◆ **About this task**: From the listing below, count the lines that contain the string "https", then state only that number.

─── Extracted records

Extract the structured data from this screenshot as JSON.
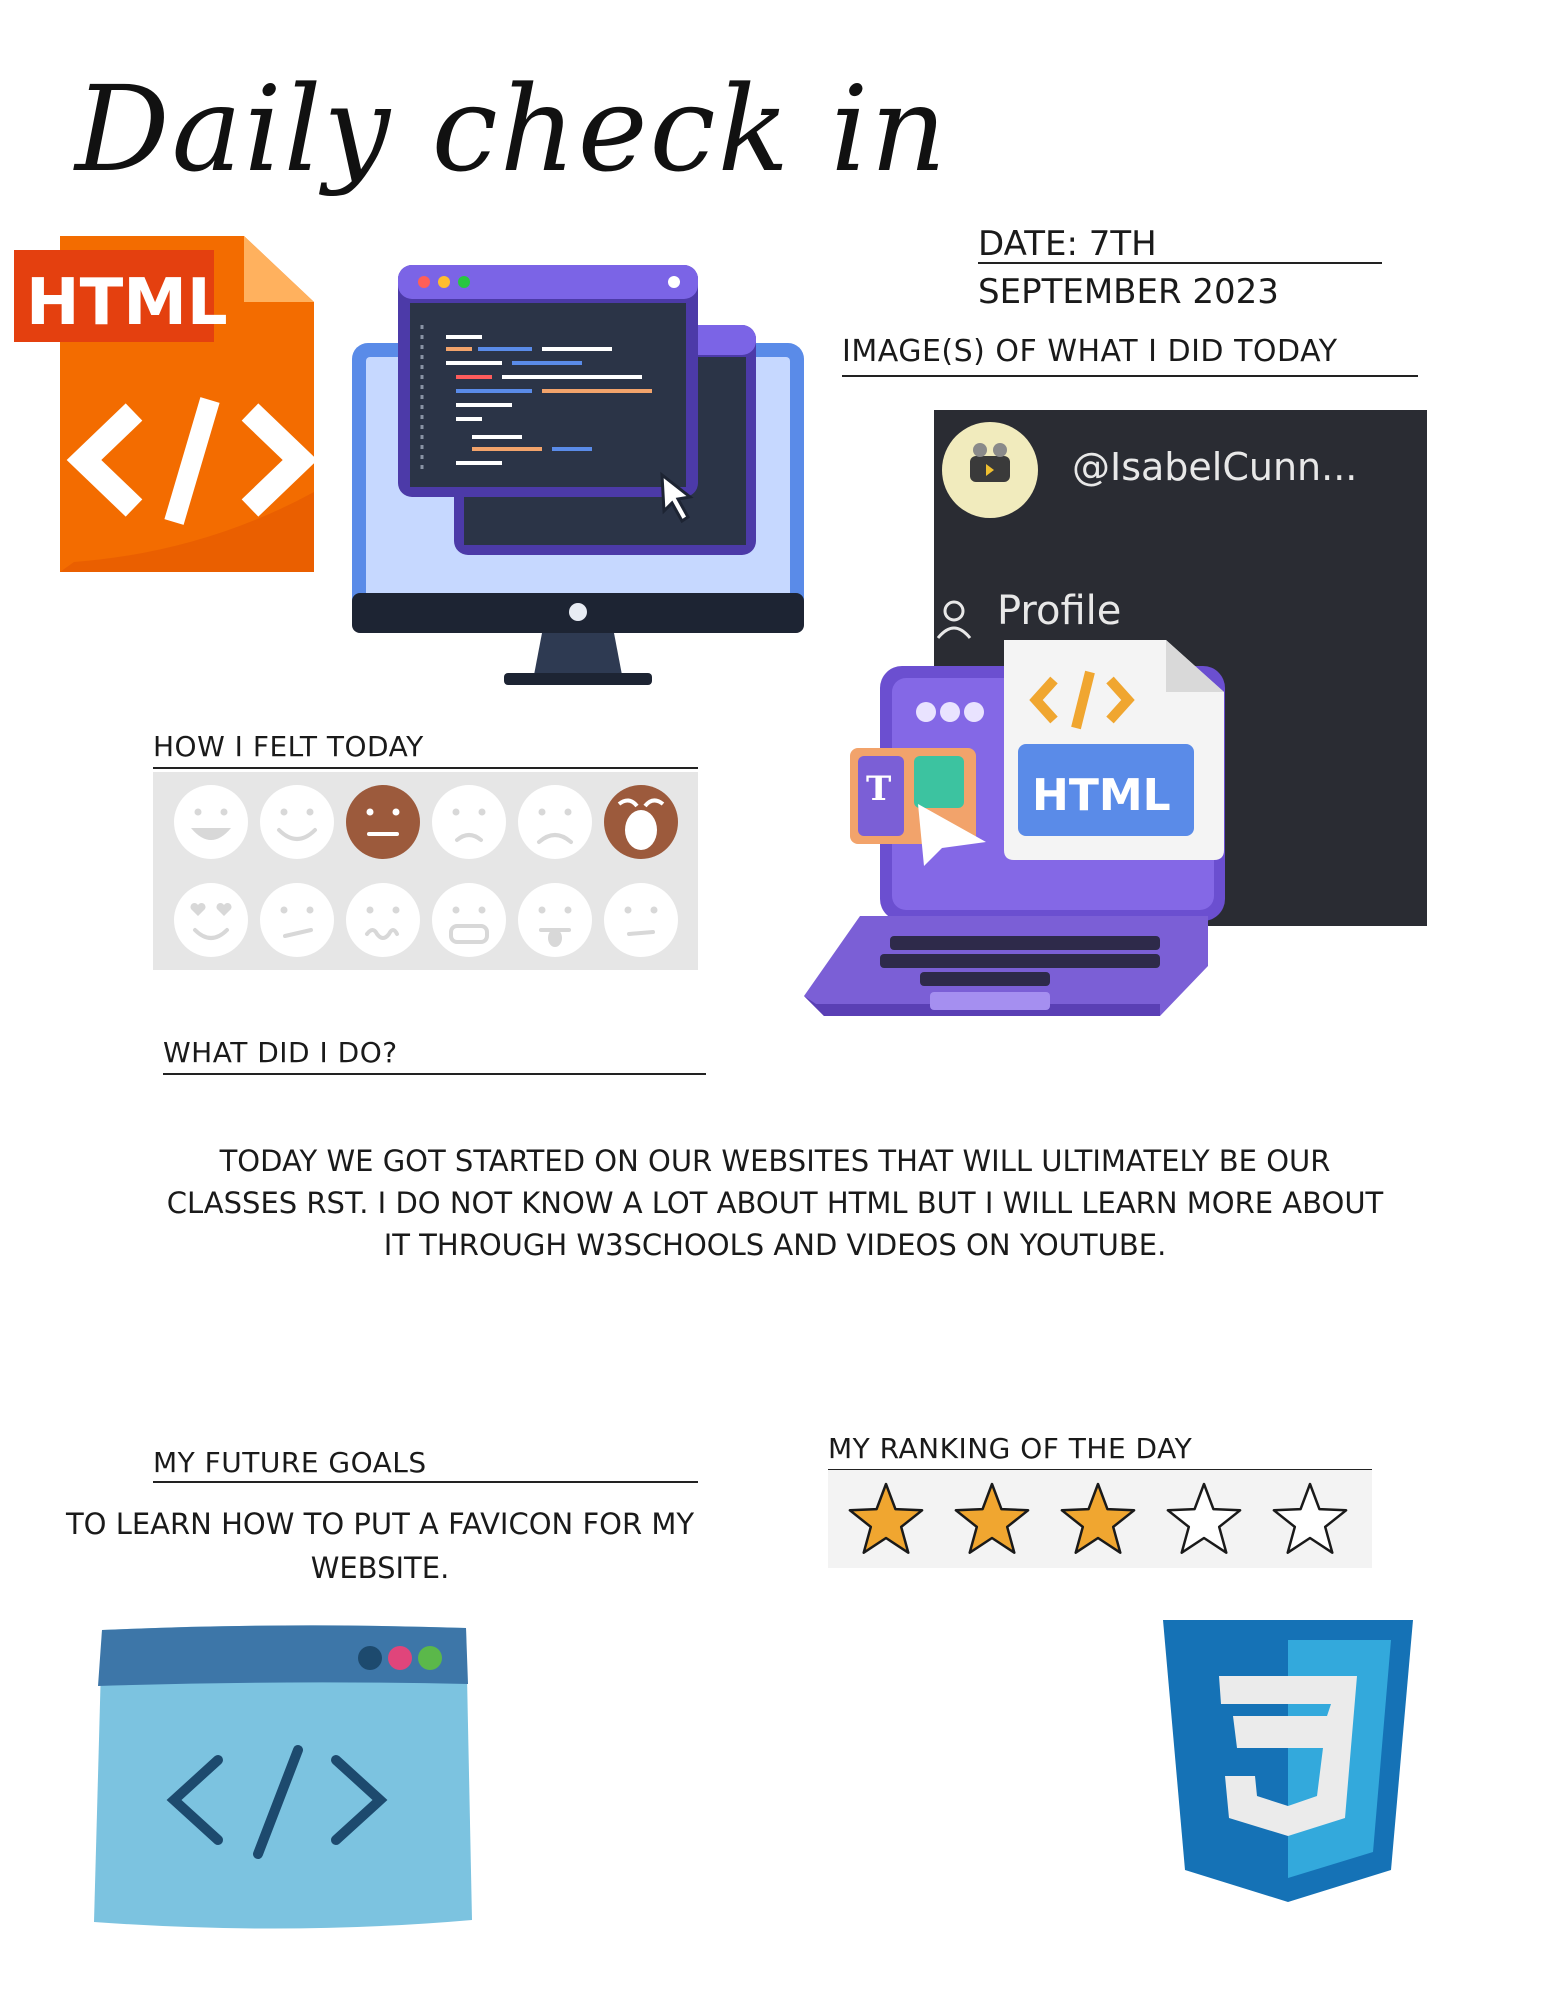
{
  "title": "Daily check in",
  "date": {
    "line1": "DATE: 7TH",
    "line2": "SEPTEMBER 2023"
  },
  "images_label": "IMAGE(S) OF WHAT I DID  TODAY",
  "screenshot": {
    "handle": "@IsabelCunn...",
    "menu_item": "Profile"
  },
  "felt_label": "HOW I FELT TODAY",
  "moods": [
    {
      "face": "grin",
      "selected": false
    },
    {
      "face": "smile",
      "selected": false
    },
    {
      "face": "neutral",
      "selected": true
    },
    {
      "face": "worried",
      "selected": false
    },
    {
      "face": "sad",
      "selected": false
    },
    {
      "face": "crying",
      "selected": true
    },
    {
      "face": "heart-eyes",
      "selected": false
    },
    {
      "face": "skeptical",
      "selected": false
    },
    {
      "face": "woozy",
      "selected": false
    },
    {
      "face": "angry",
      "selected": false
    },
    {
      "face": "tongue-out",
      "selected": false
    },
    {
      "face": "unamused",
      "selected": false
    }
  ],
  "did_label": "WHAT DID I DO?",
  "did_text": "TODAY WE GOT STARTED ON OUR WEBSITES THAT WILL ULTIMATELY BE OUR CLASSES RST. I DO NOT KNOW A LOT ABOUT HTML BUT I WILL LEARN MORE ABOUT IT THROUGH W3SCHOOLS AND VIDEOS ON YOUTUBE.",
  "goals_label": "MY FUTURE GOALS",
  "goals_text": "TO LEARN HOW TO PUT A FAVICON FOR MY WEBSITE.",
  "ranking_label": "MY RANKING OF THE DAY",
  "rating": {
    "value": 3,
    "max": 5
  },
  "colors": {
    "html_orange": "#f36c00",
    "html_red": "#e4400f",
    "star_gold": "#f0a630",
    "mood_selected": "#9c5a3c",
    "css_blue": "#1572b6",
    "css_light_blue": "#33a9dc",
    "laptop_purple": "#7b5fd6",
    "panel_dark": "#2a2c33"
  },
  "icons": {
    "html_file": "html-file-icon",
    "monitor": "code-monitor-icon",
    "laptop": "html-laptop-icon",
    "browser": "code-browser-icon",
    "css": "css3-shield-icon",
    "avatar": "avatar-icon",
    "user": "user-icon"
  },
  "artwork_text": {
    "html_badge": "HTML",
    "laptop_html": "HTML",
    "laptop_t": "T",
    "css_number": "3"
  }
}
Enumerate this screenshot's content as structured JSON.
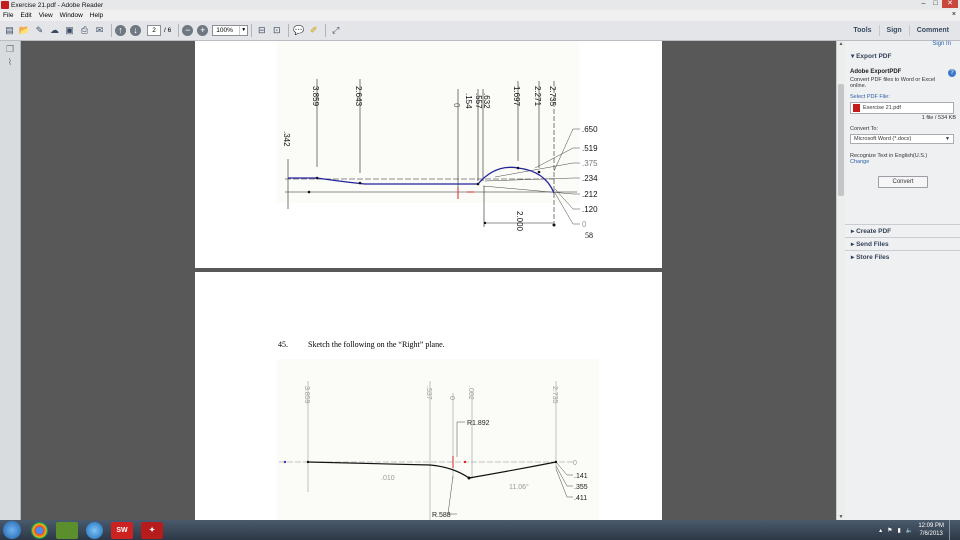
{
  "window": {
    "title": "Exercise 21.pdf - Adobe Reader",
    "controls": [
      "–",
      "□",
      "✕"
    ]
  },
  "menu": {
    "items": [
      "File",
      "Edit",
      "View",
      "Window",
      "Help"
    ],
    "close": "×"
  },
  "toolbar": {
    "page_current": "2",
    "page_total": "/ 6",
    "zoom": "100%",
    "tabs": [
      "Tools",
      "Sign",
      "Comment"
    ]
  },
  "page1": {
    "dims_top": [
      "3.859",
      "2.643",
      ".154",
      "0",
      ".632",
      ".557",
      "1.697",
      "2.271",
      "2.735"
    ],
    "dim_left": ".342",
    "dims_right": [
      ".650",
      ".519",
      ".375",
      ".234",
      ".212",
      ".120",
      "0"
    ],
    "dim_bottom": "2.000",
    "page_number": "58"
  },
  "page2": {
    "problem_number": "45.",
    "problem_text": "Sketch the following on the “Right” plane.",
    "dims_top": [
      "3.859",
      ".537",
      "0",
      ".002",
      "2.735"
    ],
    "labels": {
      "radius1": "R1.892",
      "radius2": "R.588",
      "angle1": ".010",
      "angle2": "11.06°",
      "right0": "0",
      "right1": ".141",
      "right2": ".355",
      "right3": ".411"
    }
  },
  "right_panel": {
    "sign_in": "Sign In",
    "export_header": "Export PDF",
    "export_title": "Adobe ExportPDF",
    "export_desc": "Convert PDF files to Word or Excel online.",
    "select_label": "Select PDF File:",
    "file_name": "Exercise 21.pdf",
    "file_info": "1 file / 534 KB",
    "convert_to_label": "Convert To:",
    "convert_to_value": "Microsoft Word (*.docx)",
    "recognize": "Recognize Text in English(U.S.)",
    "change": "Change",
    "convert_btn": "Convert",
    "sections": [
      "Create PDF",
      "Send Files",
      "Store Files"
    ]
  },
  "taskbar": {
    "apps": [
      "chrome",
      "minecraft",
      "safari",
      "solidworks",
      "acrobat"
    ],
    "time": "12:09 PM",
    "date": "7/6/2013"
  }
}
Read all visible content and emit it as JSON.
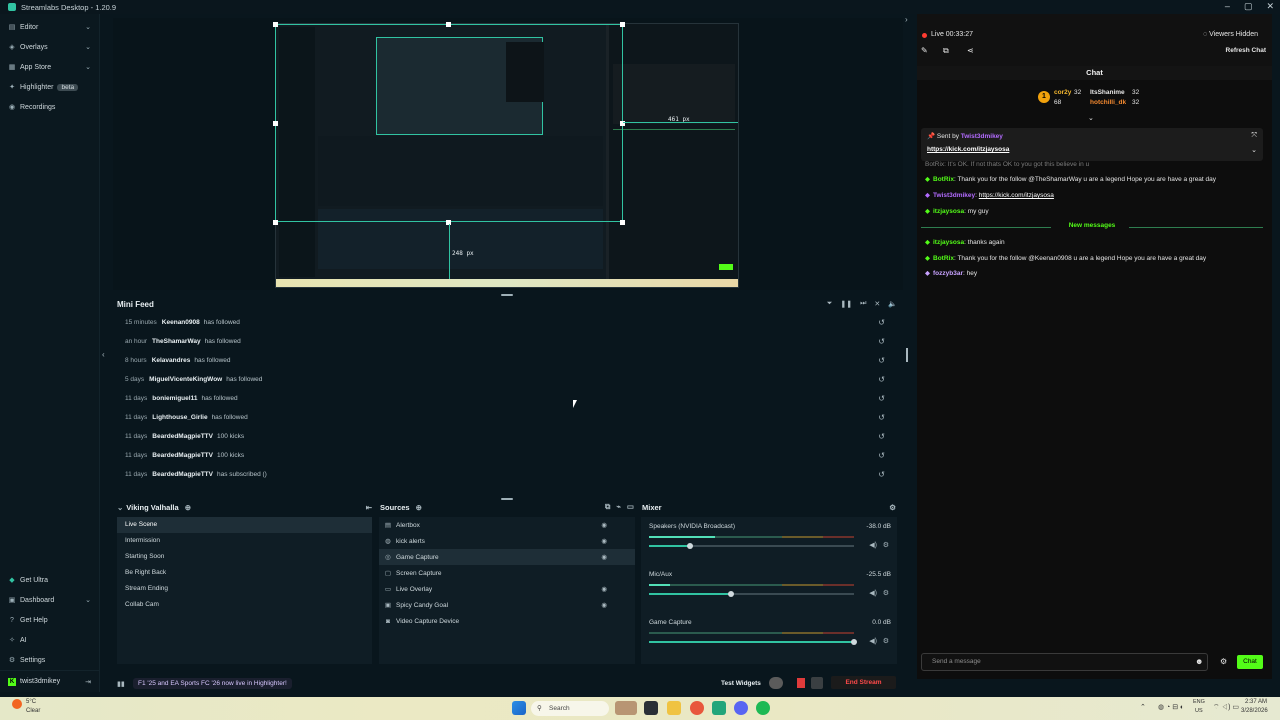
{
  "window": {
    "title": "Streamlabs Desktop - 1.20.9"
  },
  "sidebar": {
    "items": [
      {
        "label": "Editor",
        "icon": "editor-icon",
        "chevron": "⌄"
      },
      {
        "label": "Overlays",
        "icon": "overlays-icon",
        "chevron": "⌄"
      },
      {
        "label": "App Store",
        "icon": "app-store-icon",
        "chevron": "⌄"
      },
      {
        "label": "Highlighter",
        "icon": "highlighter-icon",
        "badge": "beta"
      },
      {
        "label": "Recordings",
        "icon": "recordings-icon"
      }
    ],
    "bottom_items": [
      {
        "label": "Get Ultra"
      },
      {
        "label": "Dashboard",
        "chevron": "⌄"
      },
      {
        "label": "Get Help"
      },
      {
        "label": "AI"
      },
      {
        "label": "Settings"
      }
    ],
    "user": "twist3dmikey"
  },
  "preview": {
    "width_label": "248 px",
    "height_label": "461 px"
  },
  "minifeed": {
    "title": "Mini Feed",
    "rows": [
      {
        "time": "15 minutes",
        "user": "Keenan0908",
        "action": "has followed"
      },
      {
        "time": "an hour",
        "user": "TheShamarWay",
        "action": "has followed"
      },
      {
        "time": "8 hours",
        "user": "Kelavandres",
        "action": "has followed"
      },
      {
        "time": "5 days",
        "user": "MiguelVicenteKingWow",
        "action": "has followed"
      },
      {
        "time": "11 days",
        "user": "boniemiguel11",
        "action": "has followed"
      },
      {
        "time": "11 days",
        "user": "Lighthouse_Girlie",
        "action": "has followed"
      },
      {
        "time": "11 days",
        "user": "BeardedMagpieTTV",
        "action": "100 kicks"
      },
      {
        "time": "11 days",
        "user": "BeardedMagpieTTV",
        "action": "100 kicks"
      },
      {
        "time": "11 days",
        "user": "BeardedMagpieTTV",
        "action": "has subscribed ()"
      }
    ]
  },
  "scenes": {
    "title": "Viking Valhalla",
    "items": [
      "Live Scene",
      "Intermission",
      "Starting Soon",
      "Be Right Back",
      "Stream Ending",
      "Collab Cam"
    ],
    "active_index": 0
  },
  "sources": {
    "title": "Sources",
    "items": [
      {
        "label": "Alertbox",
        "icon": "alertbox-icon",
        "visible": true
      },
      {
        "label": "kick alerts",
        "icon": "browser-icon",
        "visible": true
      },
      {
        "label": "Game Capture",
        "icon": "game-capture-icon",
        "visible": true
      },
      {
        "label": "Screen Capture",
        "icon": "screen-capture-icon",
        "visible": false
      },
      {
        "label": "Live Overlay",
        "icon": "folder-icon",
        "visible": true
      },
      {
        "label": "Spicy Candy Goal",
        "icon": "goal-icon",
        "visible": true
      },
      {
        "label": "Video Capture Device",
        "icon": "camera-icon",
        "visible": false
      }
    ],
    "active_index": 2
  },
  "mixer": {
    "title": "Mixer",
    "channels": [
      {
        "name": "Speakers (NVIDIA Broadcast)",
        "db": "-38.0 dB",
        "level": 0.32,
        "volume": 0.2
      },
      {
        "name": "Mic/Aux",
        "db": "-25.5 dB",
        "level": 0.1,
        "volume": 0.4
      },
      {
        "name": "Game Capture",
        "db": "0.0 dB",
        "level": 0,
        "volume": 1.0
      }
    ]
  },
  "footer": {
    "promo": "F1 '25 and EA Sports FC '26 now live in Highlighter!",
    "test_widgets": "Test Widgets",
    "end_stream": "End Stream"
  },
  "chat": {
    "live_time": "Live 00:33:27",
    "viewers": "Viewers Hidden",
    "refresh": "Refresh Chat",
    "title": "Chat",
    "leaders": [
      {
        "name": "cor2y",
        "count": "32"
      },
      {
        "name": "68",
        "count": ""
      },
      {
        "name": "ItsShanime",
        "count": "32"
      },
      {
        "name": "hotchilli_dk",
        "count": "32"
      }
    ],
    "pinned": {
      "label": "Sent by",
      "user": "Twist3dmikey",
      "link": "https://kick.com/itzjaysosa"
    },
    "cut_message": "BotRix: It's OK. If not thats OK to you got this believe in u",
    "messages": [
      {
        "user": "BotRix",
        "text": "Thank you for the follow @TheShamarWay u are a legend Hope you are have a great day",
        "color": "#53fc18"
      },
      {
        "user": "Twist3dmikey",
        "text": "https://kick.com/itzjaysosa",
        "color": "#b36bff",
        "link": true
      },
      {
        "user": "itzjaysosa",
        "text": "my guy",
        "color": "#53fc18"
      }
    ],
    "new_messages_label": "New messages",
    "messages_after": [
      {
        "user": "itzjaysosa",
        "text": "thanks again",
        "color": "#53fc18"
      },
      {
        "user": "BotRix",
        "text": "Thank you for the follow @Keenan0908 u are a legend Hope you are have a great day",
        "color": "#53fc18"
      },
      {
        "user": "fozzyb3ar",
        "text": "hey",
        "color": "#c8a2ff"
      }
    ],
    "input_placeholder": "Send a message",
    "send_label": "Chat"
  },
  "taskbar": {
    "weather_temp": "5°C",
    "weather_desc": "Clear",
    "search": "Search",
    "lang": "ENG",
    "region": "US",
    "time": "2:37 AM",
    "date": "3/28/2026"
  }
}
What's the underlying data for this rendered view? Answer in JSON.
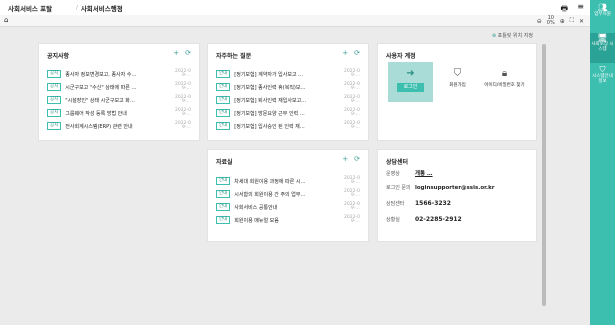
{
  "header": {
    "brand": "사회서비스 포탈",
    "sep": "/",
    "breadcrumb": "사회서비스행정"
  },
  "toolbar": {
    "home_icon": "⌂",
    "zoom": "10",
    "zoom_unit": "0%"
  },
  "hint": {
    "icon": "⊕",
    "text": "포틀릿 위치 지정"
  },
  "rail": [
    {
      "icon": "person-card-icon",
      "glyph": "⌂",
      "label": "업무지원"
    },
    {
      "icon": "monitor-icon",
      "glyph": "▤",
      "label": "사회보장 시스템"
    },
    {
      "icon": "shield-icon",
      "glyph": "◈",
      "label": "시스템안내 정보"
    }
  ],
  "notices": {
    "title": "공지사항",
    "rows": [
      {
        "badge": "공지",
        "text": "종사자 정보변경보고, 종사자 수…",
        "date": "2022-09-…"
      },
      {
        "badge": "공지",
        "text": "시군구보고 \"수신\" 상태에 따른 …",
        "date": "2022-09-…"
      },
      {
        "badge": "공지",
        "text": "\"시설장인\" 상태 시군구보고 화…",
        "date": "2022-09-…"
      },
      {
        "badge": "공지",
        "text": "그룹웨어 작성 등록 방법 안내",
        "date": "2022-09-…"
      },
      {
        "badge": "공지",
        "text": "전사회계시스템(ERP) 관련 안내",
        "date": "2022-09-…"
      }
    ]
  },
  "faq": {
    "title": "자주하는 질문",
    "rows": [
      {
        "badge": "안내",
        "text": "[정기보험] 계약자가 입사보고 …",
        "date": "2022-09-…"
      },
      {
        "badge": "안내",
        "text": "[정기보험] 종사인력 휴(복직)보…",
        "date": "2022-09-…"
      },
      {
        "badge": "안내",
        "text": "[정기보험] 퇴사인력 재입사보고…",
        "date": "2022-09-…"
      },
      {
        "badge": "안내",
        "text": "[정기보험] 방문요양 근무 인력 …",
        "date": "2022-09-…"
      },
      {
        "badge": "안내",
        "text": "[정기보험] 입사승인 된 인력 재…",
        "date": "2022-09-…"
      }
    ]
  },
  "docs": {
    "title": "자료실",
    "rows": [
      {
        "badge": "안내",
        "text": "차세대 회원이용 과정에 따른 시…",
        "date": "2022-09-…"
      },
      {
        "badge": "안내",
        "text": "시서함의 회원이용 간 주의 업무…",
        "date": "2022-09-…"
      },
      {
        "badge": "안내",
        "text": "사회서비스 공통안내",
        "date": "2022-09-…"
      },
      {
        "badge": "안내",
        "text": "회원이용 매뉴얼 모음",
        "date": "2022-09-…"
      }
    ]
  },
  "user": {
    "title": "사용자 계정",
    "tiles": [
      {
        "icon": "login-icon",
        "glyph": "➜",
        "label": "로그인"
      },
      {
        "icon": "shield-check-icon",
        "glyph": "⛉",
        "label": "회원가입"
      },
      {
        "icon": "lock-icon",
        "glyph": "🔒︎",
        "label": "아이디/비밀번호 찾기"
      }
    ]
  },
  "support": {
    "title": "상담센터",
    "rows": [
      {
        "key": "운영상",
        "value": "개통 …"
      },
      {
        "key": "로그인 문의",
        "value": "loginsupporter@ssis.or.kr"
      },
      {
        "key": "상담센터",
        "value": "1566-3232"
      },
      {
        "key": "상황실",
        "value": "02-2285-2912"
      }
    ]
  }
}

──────

◆ **Problem solution**: 2